** GIVEN RECORDS follows **

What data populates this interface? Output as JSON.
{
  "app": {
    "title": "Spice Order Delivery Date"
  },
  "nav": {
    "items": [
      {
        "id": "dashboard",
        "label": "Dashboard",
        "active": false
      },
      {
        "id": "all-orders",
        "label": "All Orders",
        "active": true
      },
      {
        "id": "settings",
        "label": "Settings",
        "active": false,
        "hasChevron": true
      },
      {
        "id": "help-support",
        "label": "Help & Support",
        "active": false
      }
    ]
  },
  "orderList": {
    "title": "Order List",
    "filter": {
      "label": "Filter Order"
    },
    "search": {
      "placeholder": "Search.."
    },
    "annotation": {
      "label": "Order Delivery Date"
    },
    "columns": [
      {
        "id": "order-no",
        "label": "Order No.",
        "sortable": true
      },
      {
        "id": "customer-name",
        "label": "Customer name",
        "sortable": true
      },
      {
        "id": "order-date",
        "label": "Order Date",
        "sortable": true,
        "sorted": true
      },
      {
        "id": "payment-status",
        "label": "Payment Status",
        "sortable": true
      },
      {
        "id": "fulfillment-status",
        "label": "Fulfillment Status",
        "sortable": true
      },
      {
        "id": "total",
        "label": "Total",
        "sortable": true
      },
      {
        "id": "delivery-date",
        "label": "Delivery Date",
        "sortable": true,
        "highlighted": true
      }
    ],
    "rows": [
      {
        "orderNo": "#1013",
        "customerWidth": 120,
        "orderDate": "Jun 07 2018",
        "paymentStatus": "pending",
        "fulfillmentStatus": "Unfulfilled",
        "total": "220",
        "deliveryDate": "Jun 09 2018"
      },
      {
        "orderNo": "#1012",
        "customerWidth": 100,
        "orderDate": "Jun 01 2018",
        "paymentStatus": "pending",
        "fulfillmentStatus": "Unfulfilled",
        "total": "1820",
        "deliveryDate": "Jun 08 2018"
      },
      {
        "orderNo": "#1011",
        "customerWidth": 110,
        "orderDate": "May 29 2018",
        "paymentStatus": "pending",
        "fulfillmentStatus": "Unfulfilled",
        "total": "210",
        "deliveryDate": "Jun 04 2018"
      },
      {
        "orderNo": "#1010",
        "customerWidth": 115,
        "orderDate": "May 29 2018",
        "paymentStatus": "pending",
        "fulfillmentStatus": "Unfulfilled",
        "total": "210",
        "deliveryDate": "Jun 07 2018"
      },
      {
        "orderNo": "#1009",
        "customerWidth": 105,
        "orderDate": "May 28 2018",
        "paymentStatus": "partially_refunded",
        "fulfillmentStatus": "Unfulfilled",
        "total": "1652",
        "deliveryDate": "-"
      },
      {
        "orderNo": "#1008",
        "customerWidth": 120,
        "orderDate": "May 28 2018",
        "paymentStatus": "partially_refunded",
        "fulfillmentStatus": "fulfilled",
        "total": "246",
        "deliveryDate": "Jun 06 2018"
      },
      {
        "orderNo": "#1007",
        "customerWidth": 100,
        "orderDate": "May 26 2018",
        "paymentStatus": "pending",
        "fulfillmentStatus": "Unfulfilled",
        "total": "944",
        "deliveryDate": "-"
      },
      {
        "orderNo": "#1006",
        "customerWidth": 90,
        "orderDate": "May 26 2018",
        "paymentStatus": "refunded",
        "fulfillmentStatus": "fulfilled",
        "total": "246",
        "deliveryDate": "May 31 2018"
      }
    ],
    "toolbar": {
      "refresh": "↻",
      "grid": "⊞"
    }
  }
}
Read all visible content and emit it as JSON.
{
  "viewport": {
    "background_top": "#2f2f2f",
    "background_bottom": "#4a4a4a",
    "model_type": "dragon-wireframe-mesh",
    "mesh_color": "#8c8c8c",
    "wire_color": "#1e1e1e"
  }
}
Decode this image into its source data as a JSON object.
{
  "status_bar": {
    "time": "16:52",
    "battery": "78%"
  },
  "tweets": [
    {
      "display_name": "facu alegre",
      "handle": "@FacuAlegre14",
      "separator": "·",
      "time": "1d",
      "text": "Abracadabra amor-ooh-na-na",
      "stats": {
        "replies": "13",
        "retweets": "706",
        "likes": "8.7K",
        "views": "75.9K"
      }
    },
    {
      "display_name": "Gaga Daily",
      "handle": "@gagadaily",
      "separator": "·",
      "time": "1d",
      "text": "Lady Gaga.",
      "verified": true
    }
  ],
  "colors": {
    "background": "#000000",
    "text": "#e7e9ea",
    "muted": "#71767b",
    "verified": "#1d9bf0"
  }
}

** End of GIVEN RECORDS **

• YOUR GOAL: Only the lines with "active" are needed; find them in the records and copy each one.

• THE ANSWER:
        "active": false
        "active": true
        "active": false,
        "active": false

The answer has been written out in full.